Pressure Builds for Schools to Teach Climate Change Studies

    29 May 2021

    International organizations and other groups are calling for climate change studies to become a usual part of school curriculums around the world. They say such education is an important step toward reaching targets on reducing greenhouse gas emissions.

    The United Nations Education, Science and Culture Organization, or UNESCO, said this month that environmental studies should be taught in all countries by 2025.

    In this April 18, 2014 file photo, students are shown in a fourth-grade classroom at Olympic View Elementary School in Lacey, Washington. (AP Photo/Ted S. Warren)
    In this April 18, 2014 file photo, students are shown in a fourth-grade classroom at Olympic View Elementary School in Lacey, Washington. (AP Photo/Ted S. Warren)

    That may seem like a large goal, but some environmental groups and politicians say it is not enough.

    Lorenzo Fioramonti is an Italian lawmaker and a former education minister. He said without faster progress on education, there will be no chance of reaching the goal of zero carbon emissions by 2050.

    Fioramonti fought for a law in 2020 that made Italy the world's first country to have all schools teach about climate change. But he admits that forcing all schools to teach it has been difficult.

    He resigned shortly after the law was passed so he was unable to oversee its establishment. At the same time, the COVID-19 emergency left Italy's schools struggling to teach the usual curriculum.

    New Zealand has since begun teaching climate change studies for students between 13 and 19 years old. Other countries such as Argentina and Mexico are taking steps toward teaching it also.

    The Brookings Institution, a United States research group, has called for climate action projects in all schools by 2025.

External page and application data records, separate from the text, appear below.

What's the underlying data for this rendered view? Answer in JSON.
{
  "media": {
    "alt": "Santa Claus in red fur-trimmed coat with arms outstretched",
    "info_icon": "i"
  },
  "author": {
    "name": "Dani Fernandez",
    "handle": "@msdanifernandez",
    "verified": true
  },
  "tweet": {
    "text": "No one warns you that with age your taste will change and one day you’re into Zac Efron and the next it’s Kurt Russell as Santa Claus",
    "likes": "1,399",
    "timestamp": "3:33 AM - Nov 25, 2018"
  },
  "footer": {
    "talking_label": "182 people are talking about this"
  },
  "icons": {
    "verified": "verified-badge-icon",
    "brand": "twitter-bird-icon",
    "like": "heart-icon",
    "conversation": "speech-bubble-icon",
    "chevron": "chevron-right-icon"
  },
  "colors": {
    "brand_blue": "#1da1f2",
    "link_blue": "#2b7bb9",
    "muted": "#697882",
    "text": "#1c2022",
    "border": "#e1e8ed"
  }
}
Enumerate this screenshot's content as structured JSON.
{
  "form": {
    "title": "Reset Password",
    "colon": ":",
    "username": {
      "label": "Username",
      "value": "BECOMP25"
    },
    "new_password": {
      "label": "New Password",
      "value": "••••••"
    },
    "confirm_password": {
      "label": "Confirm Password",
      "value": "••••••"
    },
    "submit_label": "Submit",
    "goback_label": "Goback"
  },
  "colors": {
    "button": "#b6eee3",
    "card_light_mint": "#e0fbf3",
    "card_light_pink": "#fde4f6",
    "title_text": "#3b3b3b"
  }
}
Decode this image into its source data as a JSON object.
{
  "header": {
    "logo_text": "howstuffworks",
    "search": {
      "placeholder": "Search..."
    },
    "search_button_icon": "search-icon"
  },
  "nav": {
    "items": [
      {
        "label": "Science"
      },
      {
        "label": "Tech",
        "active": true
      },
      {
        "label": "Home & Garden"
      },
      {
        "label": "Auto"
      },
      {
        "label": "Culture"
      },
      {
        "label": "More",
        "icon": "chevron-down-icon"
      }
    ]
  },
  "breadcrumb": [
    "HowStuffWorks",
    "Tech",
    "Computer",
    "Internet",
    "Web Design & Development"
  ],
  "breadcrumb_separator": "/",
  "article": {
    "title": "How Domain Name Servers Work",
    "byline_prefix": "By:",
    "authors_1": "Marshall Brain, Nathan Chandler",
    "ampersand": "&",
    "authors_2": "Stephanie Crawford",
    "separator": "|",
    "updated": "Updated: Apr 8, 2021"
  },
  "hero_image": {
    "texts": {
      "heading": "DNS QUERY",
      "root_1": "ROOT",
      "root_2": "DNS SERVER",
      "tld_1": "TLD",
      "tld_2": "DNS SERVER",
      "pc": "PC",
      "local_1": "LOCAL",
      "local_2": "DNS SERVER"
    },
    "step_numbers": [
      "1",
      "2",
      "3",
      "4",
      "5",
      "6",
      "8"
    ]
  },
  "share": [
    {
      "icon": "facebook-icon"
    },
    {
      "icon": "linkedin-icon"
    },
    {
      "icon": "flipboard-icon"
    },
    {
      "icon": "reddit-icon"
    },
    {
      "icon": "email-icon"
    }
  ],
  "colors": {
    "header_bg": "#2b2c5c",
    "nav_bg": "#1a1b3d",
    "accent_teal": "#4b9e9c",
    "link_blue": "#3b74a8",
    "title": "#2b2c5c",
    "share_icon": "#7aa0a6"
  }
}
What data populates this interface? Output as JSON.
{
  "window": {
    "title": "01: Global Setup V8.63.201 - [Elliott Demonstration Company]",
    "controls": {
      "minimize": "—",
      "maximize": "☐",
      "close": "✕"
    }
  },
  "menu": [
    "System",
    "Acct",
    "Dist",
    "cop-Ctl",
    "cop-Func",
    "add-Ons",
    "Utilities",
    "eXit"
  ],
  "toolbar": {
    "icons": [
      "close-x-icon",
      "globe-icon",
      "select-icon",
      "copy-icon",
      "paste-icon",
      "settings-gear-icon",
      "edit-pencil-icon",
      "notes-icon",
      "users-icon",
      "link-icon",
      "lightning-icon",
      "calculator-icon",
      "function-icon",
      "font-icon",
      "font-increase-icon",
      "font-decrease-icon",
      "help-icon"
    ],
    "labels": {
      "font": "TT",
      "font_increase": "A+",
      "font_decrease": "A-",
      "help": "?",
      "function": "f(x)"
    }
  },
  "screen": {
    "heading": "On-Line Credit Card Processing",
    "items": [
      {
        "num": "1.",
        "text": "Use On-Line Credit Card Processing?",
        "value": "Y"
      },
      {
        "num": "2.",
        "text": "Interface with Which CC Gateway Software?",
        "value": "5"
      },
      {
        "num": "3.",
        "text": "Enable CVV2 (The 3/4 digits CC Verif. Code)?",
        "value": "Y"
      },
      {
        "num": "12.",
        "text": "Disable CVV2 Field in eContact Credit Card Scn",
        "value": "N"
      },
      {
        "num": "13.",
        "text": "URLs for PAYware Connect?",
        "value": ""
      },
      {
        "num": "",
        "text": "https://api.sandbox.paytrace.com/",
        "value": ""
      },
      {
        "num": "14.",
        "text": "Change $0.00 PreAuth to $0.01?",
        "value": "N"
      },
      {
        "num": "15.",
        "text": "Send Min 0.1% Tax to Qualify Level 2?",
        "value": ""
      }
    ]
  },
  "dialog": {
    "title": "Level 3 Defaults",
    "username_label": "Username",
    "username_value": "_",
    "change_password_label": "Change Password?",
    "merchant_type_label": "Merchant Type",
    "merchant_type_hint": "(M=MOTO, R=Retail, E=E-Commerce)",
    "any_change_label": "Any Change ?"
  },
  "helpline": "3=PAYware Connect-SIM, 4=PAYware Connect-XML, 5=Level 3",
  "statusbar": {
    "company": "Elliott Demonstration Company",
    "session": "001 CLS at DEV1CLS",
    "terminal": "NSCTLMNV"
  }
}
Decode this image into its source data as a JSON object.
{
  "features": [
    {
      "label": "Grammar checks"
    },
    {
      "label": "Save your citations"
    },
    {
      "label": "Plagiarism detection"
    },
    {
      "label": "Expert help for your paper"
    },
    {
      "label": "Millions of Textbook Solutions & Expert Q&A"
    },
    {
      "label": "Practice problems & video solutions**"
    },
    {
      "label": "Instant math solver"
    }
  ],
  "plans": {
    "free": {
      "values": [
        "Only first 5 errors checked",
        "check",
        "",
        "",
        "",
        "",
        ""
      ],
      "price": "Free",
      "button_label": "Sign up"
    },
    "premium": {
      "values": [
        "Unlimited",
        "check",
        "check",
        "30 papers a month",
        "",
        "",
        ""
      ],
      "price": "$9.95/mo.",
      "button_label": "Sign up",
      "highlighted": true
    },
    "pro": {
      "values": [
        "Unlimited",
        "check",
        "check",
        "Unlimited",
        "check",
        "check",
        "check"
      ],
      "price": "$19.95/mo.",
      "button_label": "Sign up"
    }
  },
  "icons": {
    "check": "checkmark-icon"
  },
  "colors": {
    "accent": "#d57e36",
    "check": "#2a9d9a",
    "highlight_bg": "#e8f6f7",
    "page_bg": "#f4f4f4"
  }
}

    The group examined how people buy products after they have studied climate change. It found that investing in education would be more effective in cutting greenhouse gas emissions by 2050 than investing in wind and solar power.

    Jim Knight is a Labour Party politician in Britain and the former Schools Minister. He presented a bill last Tuesday calling for "sustainable citizenship education." It included climate change studies and would become part of the normal school curriculum starting in 2023.

    Britain is the current president of the Group of Seven leading industrial nations and Italy is leading the G20, a group of 20 major economies. Together, they could play an important part in pushing climate change education.

    These two groups are organizing the U.N. climate change conference known as COP26. It will be held in Glasgow, Scotland in November.

    Knight said, "If we are to make the changes in energy consumption, transport and food choices that we need to reach our carbon zero goal, then the best place to start is in schools."

    Green parties and interest groups have also been pushing the G20 to officially support the proposal requiring that schools teach about climate change. Education ministers from the member countries will meet in the Italian city of Catania on June 22.

    I'm Caty Weaver.

    Garvin Jones reported this story for Reuters. Gregory Stachel adapted it for VOA Learning English. Susan Shand was the editor.


    Words in This Story

    curriculum n. the courses that are taught by a school, college, etc.

    emission n. the act of producing or sending out something (such as energy or gas) from a source

    sustainable adj. involving methods that do not completely use up or destroy natural resources

    consumption n. the use of something (such as fuel)

    carbonn. a chemical element that forms diamonds and coal and that is found in petroleum and in all living plants and animals